Directions:
Search the entries below for the word "Fill" and copy every line where it appears.

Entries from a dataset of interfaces
--------

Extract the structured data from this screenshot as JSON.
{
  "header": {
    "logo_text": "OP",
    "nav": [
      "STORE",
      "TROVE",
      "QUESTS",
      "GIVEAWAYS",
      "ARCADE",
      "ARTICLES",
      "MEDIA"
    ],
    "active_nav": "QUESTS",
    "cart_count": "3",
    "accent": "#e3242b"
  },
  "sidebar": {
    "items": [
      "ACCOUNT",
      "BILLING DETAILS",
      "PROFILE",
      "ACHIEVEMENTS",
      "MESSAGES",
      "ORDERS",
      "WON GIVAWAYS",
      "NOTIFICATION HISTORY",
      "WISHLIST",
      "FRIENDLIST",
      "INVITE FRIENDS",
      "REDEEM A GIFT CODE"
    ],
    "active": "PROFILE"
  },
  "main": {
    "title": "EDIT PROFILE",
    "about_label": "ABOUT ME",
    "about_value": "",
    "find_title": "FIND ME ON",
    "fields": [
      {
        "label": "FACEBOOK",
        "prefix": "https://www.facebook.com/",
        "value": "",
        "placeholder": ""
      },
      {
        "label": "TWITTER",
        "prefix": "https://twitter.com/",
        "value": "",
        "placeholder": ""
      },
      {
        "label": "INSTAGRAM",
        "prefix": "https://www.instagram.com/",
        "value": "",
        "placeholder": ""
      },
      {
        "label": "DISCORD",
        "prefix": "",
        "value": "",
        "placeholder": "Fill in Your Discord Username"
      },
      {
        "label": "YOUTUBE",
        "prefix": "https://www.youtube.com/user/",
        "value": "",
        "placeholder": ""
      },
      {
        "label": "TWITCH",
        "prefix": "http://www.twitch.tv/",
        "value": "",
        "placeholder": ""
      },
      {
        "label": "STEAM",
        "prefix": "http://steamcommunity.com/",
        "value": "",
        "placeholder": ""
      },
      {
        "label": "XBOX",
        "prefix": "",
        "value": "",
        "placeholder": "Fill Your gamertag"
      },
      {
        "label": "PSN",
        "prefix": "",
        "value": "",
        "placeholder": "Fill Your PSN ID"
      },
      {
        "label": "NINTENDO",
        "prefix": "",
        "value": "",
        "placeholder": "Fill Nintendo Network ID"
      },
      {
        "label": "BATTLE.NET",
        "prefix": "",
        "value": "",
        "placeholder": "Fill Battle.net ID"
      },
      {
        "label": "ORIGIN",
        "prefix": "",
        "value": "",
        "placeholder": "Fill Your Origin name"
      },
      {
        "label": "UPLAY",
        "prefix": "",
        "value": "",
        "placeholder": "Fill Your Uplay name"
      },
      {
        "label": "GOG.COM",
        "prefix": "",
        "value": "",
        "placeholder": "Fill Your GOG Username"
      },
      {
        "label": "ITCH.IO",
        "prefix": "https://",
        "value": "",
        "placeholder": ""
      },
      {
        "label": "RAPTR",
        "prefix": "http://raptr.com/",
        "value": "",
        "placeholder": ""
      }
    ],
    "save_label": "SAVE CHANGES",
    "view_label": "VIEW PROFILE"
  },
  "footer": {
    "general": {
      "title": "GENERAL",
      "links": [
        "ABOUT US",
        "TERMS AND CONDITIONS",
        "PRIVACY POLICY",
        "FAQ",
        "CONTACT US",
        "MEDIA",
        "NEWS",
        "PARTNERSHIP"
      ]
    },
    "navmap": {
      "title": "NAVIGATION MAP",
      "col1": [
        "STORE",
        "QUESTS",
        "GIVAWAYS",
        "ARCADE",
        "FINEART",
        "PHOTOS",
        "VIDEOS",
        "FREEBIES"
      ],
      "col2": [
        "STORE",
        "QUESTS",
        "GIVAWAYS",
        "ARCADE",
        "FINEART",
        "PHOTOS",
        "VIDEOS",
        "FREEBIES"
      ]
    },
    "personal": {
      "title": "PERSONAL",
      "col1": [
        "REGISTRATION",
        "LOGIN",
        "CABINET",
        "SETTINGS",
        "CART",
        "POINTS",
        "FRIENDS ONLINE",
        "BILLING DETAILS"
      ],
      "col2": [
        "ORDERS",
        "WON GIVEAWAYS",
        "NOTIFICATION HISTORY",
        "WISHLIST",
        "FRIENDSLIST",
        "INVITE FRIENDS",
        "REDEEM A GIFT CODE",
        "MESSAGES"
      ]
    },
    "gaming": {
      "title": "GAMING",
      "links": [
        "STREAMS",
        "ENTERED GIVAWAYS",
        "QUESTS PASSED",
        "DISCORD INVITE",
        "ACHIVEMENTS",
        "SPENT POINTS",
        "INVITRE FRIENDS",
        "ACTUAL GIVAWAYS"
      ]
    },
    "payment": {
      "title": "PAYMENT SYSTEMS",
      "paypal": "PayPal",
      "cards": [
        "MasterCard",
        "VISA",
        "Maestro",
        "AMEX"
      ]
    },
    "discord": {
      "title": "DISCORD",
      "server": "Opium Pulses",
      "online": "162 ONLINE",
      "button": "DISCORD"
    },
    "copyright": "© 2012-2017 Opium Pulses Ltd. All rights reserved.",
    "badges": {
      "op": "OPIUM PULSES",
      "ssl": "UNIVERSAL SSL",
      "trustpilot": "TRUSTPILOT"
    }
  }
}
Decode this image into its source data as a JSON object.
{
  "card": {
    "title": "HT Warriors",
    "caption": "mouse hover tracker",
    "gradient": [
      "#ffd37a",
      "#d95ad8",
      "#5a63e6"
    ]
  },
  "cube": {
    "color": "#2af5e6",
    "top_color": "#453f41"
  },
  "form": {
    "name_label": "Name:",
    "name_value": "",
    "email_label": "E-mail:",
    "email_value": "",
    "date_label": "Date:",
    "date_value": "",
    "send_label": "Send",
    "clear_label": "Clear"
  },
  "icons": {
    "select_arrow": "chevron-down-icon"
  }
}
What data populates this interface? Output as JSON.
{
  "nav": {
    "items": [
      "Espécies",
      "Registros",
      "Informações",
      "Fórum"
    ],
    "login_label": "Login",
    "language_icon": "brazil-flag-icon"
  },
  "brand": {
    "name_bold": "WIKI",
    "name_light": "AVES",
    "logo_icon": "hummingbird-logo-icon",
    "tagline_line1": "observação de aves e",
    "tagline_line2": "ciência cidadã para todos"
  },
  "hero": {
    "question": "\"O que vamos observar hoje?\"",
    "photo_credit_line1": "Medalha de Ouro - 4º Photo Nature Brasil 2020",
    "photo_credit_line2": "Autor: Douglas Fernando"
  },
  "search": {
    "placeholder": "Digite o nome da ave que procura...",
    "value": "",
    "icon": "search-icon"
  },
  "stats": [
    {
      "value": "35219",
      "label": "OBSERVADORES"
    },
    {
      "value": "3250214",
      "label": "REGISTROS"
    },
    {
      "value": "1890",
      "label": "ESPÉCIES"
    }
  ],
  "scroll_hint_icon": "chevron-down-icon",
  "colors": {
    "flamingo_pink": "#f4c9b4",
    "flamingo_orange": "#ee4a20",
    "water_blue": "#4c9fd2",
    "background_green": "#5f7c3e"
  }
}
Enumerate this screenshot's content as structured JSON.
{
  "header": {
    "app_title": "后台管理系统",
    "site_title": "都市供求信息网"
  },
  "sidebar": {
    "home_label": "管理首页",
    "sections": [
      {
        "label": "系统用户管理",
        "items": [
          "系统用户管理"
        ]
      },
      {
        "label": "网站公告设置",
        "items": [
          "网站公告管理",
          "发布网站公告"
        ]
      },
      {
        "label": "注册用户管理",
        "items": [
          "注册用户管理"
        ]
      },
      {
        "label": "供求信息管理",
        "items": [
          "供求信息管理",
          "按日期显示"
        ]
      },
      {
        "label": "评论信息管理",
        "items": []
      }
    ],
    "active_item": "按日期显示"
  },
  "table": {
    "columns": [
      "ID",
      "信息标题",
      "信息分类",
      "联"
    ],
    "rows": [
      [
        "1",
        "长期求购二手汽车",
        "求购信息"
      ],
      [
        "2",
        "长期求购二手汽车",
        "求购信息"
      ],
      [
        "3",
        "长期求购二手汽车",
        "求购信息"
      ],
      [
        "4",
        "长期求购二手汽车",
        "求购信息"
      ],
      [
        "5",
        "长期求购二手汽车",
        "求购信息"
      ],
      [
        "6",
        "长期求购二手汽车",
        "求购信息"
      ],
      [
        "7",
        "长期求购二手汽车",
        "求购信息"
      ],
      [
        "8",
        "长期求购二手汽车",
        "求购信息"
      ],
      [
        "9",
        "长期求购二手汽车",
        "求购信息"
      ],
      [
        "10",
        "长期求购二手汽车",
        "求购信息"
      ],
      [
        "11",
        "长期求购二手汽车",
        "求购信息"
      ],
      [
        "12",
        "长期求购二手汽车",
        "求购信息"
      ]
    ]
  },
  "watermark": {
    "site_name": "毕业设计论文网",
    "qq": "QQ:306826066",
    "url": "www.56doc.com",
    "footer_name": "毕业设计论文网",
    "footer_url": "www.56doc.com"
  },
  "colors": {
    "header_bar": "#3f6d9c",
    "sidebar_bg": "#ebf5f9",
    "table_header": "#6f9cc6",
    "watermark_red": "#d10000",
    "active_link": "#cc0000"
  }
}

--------

Response to the exercise:
        "placeholder": "Fill in Your Discord Username"
        "placeholder": "Fill Your gamertag"
        "placeholder": "Fill Your PSN ID"
        "placeholder": "Fill Nintendo Network ID"
        "placeholder": "Fill Battle.net ID"
        "placeholder": "Fill Your Origin name"
        "placeholder": "Fill Your Uplay name"
        "placeholder": "Fill Your GOG Username"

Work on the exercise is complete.